Assigned task: In the entries that follow, how many lines contain "Reservations"? Please reply with only the number.

_ _ _ _ _ _ _

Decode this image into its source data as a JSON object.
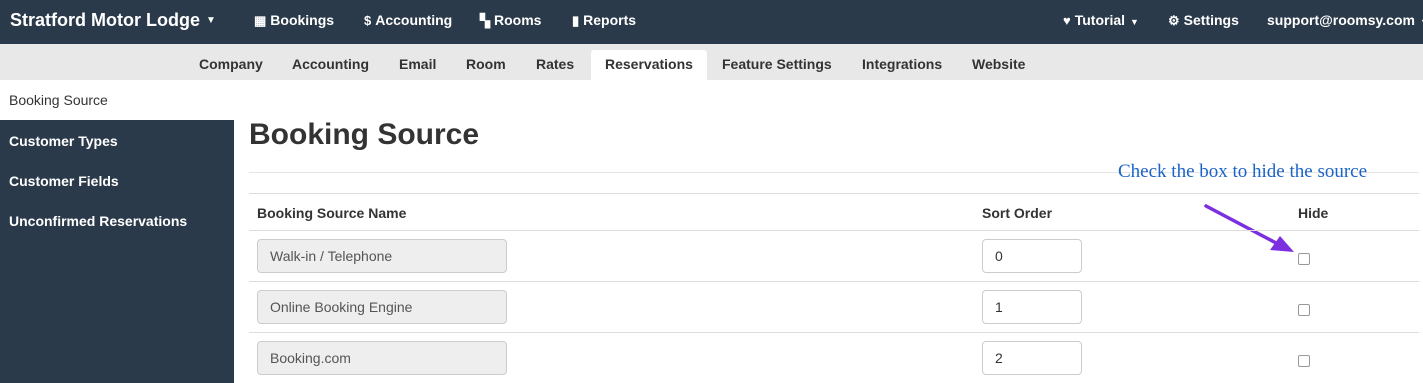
{
  "topnav": {
    "brand": "Stratford Motor Lodge",
    "items": [
      {
        "icon": "calendar-icon",
        "glyph": "▦",
        "label": "Bookings"
      },
      {
        "icon": "dollar-icon",
        "glyph": "$",
        "label": "Accounting"
      },
      {
        "icon": "grid-icon",
        "glyph": "▚",
        "label": "Rooms"
      },
      {
        "icon": "bar-chart-icon",
        "glyph": "▮",
        "label": "Reports"
      }
    ],
    "right": [
      {
        "icon": "heart-icon",
        "glyph": "♥",
        "label": "Tutorial"
      },
      {
        "icon": "gear-icon",
        "glyph": "⚙",
        "label": "Settings"
      },
      {
        "label": "support@roomsy.com"
      }
    ]
  },
  "tabs": [
    "Company",
    "Accounting",
    "Email",
    "Room",
    "Rates",
    "Reservations",
    "Feature Settings",
    "Integrations",
    "Website"
  ],
  "active_tab": "Reservations",
  "sidebar": {
    "active": "Booking Source",
    "items": [
      "Customer Types",
      "Customer Fields",
      "Unconfirmed Reservations"
    ]
  },
  "page": {
    "title": "Booking Source",
    "callout": "Check the box to hide the source"
  },
  "table": {
    "headers": {
      "name": "Booking Source Name",
      "order": "Sort Order",
      "hide": "Hide"
    },
    "rows": [
      {
        "name": "Walk-in / Telephone",
        "order": "0",
        "hidden": false
      },
      {
        "name": "Online Booking Engine",
        "order": "1",
        "hidden": false
      },
      {
        "name": "Booking.com",
        "order": "2",
        "hidden": false
      }
    ]
  },
  "colors": {
    "nav_bg": "#2b3a4a",
    "callout": "#1a63c7",
    "arrow": "#7b2fe0"
  }
}
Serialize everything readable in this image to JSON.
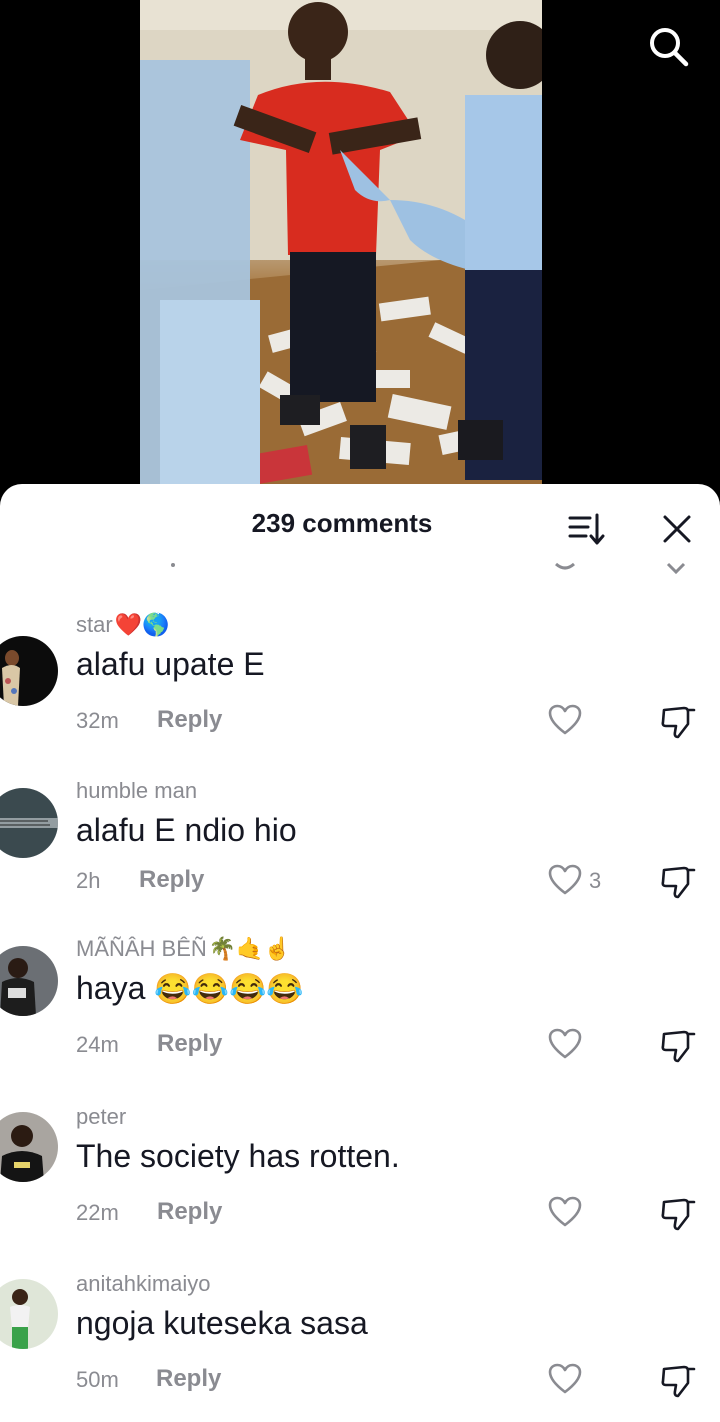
{
  "sheet": {
    "title": "239 comments"
  },
  "icons": {
    "search": "search-icon",
    "sort": "sort-icon",
    "close": "close-icon",
    "like": "heart-icon",
    "dislike": "thumbs-down-icon"
  },
  "comments": [
    {
      "username": "star",
      "username_emoji": "❤️🌎",
      "text": "alafu upate E",
      "time": "32m",
      "reply": "Reply",
      "likes": ""
    },
    {
      "username": "humble man",
      "username_emoji": "",
      "text": "alafu E ndio hio",
      "time": "2h",
      "reply": "Reply",
      "likes": "3"
    },
    {
      "username": "MÃÑÂH BÊÑ",
      "username_emoji": "🌴🤙☝",
      "text": "haya",
      "text_emoji": "😂😂😂😂",
      "time": "24m",
      "reply": "Reply",
      "likes": ""
    },
    {
      "username": "peter",
      "username_emoji": "",
      "text": "The society has rotten.",
      "time": "22m",
      "reply": "Reply",
      "likes": ""
    },
    {
      "username": "anitahkimaiyo",
      "username_emoji": "",
      "text": "ngoja kuteseka sasa",
      "time": "50m",
      "reply": "Reply",
      "likes": ""
    }
  ]
}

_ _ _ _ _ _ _

Response to the exercise: 3